Are you able to quote each entry exactly as written?
== DATA FOR PROCESSING ==
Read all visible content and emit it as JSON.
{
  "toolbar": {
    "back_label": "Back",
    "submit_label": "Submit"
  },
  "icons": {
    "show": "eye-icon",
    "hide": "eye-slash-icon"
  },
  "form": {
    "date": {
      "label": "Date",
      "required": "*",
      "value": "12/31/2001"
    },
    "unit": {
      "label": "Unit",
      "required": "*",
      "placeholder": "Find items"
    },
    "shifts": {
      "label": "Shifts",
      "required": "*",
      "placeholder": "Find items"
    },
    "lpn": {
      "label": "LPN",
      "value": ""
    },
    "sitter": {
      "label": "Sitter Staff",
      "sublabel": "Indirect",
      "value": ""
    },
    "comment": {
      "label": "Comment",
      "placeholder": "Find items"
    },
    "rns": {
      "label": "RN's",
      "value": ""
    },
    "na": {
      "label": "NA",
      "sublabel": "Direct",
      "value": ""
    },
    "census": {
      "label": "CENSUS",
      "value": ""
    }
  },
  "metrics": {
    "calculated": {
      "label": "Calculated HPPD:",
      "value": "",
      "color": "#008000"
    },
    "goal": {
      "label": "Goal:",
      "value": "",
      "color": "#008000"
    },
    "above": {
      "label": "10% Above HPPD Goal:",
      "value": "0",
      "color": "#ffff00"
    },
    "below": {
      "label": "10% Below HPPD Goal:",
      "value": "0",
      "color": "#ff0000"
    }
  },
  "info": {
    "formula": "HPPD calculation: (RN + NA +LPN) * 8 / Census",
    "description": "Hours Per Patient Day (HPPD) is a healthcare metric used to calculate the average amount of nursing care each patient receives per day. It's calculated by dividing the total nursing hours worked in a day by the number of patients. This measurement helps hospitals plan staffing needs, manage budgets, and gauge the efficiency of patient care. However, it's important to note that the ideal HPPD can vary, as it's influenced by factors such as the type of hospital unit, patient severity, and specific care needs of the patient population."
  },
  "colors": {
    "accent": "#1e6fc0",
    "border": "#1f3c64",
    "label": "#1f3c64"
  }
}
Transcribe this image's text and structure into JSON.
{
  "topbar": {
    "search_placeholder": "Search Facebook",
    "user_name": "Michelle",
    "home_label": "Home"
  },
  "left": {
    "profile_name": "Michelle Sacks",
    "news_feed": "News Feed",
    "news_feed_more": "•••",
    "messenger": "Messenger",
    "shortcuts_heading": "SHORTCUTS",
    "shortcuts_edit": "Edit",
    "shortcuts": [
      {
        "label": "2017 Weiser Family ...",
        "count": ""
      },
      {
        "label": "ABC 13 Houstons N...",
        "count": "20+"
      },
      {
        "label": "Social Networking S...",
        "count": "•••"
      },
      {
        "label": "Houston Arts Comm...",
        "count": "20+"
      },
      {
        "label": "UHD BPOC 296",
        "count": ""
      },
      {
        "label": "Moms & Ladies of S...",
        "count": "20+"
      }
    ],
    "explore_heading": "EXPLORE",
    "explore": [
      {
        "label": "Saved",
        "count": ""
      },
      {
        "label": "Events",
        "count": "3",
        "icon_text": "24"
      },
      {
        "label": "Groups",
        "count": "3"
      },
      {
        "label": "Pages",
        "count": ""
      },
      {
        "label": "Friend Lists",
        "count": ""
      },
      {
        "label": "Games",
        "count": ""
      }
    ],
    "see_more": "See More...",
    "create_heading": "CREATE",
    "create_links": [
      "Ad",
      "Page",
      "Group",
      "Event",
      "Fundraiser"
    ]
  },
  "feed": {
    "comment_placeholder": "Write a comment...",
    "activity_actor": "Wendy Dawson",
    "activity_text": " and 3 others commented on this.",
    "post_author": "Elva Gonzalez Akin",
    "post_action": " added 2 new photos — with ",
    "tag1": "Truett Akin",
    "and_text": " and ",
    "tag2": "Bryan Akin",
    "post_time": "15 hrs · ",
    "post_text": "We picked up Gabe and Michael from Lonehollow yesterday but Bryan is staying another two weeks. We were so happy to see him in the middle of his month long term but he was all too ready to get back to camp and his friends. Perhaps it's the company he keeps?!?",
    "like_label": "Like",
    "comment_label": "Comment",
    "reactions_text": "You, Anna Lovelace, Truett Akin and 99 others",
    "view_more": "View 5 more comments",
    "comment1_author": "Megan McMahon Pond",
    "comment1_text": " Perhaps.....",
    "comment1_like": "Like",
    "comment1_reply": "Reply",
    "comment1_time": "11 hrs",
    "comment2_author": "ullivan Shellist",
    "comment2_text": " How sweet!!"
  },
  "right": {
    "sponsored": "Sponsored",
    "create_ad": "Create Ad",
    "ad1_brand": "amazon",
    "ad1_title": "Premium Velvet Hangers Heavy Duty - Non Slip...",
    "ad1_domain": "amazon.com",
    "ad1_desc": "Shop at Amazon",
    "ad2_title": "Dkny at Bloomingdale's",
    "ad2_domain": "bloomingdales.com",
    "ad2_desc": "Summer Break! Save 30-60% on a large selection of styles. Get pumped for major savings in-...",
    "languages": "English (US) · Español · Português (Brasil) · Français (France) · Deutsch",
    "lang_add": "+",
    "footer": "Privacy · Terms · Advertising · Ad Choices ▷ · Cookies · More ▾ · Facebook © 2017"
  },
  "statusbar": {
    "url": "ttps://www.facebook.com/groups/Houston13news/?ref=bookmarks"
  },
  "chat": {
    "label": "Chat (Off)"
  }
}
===
*EXERCISE ANSWER:*
Read all visible content and emit it as JSON.
{
  "toolbar": {
    "back_label": "Back",
    "submit_label": "Submit"
  },
  "icons": {
    "show": "eye-icon",
    "hide": "eye-slash-icon"
  },
  "form": {
    "date": {
      "label": "Date",
      "required": "*",
      "value": "12/31/2001"
    },
    "unit": {
      "label": "Unit",
      "required": "*",
      "placeholder": "Find items"
    },
    "shifts": {
      "label": "Shifts",
      "required": "*",
      "placeholder": "Find items"
    },
    "lpn": {
      "label": "LPN",
      "value": ""
    },
    "sitter": {
      "label": "Sitter Staff",
      "sublabel": "Indirect",
      "value": ""
    },
    "comment": {
      "label": "Comment",
      "placeholder": "Find items"
    },
    "rns": {
      "label": "RN's",
      "value": ""
    },
    "na": {
      "label": "NA",
      "sublabel": "Direct",
      "value": ""
    },
    "census": {
      "label": "CENSUS",
      "value": ""
    }
  },
  "metrics": {
    "calculated": {
      "label": "Calculated HPPD:",
      "value": "",
      "color": "#008000"
    },
    "goal": {
      "label": "Goal:",
      "value": "",
      "color": "#008000"
    },
    "above": {
      "label": "10% Above HPPD Goal:",
      "value": "0",
      "color": "#ffff00"
    },
    "below": {
      "label": "10% Below HPPD Goal:",
      "value": "0",
      "color": "#ff0000"
    }
  },
  "info": {
    "formula": "HPPD calculation: (RN + NA +LPN) * 8 / Census",
    "description": "Hours Per Patient Day (HPPD) is a healthcare metric used to calculate the average amount of nursing care each patient receives per day. It's calculated by dividing the total nursing hours worked in a day by the number of patients. This measurement helps hospitals plan staffing needs, manage budgets, and gauge the efficiency of patient care. However, it's important to note that the ideal HPPD can vary, as it's influenced by factors such as the type of hospital unit, patient severity, and specific care needs of the patient population."
  },
  "colors": {
    "accent": "#1e6fc0",
    "border": "#1f3c64",
    "label": "#1f3c64"
  }
}
Transcribe this image's text and structure into JSON.
{
  "topbar": {
    "search_placeholder": "Search Facebook",
    "user_name": "Michelle",
    "home_label": "Home"
  },
  "left": {
    "profile_name": "Michelle Sacks",
    "news_feed": "News Feed",
    "news_feed_more": "•••",
    "messenger": "Messenger",
    "shortcuts_heading": "SHORTCUTS",
    "shortcuts_edit": "Edit",
    "shortcuts": [
      {
        "label": "2017 Weiser Family ...",
        "count": ""
      },
      {
        "label": "ABC 13 Houstons N...",
        "count": "20+"
      },
      {
        "label": "Social Networking S...",
        "count": "•••"
      },
      {
        "label": "Houston Arts Comm...",
        "count": "20+"
      },
      {
        "label": "UHD BPOC 296",
        "count": ""
      },
      {
        "label": "Moms & Ladies of S...",
        "count": "20+"
      }
    ],
    "explore_heading": "EXPLORE",
    "explore": [
      {
        "label": "Saved",
        "count": ""
      },
      {
        "label": "Events",
        "count": "3",
        "icon_text": "24"
      },
      {
        "label": "Groups",
        "count": "3"
      },
      {
        "label": "Pages",
        "count": ""
      },
      {
        "label": "Friend Lists",
        "count": ""
      },
      {
        "label": "Games",
        "count": ""
      }
    ],
    "see_more": "See More...",
    "create_heading": "CREATE",
    "create_links": [
      "Ad",
      "Page",
      "Group",
      "Event",
      "Fundraiser"
    ]
  },
  "feed": {
    "comment_placeholder": "Write a comment...",
    "activity_actor": "Wendy Dawson",
    "activity_text": " and 3 others commented on this.",
    "post_author": "Elva Gonzalez Akin",
    "post_action": " added 2 new photos — with ",
    "tag1": "Truett Akin",
    "and_text": " and ",
    "tag2": "Bryan Akin",
    "post_time": "15 hrs · ",
    "post_text": "We picked up Gabe and Michael from Lonehollow yesterday but Bryan is staying another two weeks. We were so happy to see him in the middle of his month long term but he was all too ready to get back to camp and his friends. Perhaps it's the company he keeps?!?",
    "like_label": "Like",
    "comment_label": "Comment",
    "reactions_text": "You, Anna Lovelace, Truett Akin and 99 others",
    "view_more": "View 5 more comments",
    "comment1_author": "Megan McMahon Pond",
    "comment1_text": " Perhaps.....",
    "comment1_like": "Like",
    "comment1_reply": "Reply",
    "comment1_time": "11 hrs",
    "comment2_author": "ullivan Shellist",
    "comment2_text": " How sweet!!"
  },
  "right": {
    "sponsored": "Sponsored",
    "create_ad": "Create Ad",
    "ad1_brand": "amazon",
    "ad1_title": "Premium Velvet Hangers Heavy Duty - Non Slip...",
    "ad1_domain": "amazon.com",
    "ad1_desc": "Shop at Amazon",
    "ad2_title": "Dkny at Bloomingdale's",
    "ad2_domain": "bloomingdales.com",
    "ad2_desc": "Summer Break! Save 30-60% on a large selection of styles. Get pumped for major savings in-...",
    "languages": "English (US) · Español · Português (Brasil) · Français (France) · Deutsch",
    "lang_add": "+",
    "footer": "Privacy · Terms · Advertising · Ad Choices ▷ · Cookies · More ▾ · Facebook © 2017"
  },
  "statusbar": {
    "url": "ttps://www.facebook.com/groups/Houston13news/?ref=bookmarks"
  },
  "chat": {
    "label": "Chat (Off)"
  }
}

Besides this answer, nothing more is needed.